Article

Adele Weiner

Social workers often come in contact with women, men, and adolescents who use prostitution as a means of survival. Individuals may earn their entire income in this manner. They may use it to supplement low earnings or welfare benefits, or they may exchange sex for drugs, shelter, or the protection of pimps. Violence, drug use, arrest, and transmission of sexually transmitted disease (STD) or HIV are constant risks of prostitution. Those who engage in prostitution, whether as prostitutes or as clients, represent the entire spectrum of American society. This entry discusses a number of psychosocial issues relevant to understanding the lives of women who engage in prostitution and implications for providing social work supports and services.

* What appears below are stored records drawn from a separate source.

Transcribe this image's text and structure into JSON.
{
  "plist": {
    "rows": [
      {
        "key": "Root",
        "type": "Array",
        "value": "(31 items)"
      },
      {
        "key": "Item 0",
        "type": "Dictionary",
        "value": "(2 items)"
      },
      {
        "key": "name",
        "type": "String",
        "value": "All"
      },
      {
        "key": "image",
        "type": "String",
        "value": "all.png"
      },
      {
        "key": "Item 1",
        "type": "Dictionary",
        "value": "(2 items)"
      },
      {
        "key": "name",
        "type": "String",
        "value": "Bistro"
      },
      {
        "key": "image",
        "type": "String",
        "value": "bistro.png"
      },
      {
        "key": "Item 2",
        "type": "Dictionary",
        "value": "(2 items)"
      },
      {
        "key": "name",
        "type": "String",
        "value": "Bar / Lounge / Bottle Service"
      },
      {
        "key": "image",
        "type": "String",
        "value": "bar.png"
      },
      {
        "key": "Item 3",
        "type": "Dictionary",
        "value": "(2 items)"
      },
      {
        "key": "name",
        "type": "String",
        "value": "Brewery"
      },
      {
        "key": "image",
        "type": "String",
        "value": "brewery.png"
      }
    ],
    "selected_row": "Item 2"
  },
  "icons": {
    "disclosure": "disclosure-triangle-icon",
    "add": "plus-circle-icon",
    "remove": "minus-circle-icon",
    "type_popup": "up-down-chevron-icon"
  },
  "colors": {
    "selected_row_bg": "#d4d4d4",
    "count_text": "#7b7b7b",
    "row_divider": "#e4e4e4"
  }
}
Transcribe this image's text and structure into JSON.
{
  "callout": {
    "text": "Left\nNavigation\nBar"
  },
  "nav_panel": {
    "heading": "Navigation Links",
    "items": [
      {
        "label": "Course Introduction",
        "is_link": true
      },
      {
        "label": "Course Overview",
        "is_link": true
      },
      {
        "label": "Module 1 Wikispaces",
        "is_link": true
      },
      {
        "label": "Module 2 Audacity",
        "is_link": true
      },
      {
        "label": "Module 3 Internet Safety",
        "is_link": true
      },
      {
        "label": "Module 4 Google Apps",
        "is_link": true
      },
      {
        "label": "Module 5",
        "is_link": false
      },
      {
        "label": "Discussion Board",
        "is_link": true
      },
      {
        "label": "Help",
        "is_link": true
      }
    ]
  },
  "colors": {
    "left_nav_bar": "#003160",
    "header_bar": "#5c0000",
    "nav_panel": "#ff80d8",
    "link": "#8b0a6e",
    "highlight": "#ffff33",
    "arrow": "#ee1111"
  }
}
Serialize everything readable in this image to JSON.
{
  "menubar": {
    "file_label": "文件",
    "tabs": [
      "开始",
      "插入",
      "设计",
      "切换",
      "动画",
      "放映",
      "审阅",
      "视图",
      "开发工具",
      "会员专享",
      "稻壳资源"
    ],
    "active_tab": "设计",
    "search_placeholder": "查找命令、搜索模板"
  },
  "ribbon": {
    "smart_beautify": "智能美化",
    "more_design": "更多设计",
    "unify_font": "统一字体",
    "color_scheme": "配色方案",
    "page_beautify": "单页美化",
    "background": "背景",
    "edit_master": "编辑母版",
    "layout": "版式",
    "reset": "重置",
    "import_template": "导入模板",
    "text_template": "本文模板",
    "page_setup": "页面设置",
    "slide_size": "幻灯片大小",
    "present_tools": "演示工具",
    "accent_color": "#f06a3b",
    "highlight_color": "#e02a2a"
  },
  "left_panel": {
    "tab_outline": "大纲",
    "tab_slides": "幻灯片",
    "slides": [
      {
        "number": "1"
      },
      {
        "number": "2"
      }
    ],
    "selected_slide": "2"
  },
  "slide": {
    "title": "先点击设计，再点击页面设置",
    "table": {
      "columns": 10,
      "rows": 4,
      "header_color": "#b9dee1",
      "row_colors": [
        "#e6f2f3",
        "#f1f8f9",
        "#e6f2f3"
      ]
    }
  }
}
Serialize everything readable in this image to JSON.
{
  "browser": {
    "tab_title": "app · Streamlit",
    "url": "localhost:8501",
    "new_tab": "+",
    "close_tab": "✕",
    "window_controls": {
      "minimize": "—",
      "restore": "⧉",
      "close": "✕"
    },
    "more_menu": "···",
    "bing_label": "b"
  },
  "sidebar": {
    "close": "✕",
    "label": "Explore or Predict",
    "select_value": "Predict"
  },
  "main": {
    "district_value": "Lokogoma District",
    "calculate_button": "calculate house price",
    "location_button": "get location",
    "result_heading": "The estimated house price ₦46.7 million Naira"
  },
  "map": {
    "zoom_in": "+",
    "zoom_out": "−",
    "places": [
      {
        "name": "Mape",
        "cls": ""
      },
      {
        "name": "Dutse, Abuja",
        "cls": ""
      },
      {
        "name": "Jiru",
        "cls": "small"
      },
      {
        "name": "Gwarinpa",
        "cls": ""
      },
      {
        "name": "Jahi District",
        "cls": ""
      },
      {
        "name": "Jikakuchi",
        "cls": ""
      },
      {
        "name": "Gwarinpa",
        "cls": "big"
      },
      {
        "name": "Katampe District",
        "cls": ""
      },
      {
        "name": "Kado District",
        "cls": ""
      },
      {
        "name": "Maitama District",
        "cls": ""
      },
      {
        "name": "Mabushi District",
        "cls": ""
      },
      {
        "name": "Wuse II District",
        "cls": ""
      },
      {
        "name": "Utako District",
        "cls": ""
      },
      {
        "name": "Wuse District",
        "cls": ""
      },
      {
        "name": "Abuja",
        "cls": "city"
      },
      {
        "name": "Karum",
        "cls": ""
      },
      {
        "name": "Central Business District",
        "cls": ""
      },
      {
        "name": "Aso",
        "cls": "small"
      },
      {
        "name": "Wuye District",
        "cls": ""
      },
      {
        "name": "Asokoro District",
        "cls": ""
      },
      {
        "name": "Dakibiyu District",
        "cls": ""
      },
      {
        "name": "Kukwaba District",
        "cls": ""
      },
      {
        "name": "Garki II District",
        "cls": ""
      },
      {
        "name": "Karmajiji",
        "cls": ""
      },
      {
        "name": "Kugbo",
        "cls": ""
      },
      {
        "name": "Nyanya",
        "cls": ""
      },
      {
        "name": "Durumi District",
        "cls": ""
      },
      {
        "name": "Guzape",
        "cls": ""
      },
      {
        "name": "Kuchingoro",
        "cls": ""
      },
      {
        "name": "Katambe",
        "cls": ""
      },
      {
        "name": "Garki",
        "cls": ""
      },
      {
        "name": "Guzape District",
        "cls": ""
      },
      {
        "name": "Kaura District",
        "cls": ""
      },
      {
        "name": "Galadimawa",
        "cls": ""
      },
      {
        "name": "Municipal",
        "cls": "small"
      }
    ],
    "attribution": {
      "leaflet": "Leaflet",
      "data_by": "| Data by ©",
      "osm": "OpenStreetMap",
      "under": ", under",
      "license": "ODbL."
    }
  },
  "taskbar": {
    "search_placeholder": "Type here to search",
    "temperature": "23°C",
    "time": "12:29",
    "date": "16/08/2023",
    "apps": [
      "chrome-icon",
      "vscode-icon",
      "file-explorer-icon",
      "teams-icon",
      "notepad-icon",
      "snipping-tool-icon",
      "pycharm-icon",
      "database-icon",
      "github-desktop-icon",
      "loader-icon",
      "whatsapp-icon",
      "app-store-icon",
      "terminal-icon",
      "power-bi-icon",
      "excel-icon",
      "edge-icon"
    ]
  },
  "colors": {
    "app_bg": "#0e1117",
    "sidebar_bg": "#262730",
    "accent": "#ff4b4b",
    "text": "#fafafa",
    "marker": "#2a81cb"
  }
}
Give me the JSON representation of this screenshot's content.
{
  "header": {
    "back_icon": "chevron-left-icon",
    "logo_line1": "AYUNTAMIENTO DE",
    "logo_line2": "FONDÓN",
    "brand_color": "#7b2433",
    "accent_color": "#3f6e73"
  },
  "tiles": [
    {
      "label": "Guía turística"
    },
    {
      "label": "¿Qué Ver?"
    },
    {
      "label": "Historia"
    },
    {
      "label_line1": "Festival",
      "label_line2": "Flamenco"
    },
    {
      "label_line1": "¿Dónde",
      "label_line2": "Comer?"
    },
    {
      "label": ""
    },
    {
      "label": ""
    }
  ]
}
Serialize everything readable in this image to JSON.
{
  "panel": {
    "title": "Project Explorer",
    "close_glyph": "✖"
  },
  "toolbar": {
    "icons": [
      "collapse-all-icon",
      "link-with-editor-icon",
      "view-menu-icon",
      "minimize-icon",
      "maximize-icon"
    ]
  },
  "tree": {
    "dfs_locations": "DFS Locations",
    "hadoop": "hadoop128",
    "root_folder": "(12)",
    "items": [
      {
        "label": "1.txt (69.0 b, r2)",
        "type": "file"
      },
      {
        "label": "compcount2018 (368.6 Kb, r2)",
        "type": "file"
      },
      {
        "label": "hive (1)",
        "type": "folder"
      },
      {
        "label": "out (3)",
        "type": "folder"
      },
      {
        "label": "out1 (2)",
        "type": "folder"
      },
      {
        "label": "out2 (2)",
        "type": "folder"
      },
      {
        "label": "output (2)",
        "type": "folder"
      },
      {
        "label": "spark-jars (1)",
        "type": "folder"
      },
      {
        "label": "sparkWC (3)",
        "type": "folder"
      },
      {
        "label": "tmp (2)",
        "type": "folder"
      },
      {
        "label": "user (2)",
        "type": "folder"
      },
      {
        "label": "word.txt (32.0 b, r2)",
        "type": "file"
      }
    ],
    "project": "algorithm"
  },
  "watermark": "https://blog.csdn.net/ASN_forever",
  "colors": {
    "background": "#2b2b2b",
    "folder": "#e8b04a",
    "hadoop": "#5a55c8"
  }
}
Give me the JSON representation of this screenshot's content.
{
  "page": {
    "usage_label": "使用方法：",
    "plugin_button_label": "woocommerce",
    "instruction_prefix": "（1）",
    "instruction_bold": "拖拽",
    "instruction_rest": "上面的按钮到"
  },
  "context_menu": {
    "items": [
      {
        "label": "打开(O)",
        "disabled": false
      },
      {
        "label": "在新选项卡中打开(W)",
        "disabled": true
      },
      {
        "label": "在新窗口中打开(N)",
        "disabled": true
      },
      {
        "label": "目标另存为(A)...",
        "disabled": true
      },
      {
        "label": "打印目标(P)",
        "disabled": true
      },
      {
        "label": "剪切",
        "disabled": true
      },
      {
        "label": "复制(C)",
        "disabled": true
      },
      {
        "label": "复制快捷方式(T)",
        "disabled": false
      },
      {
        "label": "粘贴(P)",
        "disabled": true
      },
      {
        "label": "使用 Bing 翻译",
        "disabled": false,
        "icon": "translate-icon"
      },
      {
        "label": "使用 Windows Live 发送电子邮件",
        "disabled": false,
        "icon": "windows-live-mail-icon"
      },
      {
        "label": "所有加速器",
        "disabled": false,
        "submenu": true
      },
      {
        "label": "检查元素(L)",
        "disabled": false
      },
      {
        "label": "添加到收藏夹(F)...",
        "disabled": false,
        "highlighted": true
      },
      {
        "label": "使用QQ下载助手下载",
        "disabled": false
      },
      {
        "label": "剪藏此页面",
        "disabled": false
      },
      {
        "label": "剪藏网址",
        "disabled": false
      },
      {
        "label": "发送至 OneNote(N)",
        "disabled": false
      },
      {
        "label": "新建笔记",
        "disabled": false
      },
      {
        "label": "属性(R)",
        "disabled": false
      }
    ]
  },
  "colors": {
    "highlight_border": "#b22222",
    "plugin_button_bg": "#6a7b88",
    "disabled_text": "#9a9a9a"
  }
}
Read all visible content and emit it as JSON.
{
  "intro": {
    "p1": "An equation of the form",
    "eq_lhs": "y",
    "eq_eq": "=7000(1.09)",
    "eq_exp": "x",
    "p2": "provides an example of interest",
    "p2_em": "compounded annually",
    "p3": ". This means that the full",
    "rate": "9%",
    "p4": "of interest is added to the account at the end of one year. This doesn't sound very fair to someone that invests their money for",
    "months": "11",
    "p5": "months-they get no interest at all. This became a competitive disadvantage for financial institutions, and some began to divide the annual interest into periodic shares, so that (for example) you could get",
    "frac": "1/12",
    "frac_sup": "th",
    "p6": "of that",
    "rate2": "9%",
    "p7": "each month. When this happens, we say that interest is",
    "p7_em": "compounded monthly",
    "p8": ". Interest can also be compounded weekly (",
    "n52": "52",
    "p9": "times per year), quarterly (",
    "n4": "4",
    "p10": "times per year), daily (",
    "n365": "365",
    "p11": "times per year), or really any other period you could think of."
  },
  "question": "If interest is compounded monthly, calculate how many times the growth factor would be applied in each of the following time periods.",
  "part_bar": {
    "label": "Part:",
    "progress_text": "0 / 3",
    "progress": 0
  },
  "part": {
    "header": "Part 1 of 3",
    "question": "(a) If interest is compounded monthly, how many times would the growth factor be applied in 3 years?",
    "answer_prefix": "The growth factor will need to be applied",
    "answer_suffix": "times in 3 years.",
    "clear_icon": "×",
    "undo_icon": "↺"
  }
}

Article

Fariyal Ross-Sheriff and Julie Orme

Human trafficking (HT), also known as modern-day slavery, has received significant emphasis during the last decade. Globalization and transnational migration trends continue to amplify economic disparities and increase the vulnerability of oppressed populations to HT. The three major types of HT are labor trafficking, sex trafficking, and war slavery. Victims of HT are exploited for their labor or services and are typically forced to work in inhumane conditions. The majority of these victims are from marginalized populations throughout the world. Although both men and women are victims of HT, women and children are heavily targeted. Interdisciplinary and multi-level approaches are necessary to effectively combat HT. Combating HT is particularly relevant to the profession of social work with its mission of social justice. To address the needs of the most vulnerable of society, implications for social workers are discussed.

Article

Miriam Dinerman, Kim Lorber, and Adele Weiner

Margaret Gibelman (1947–2005) was a scholar of the social work profession, the social service delivery system, and social work education. She was a faculty member at Rutgers University, Catholic University, and Yeshiva University.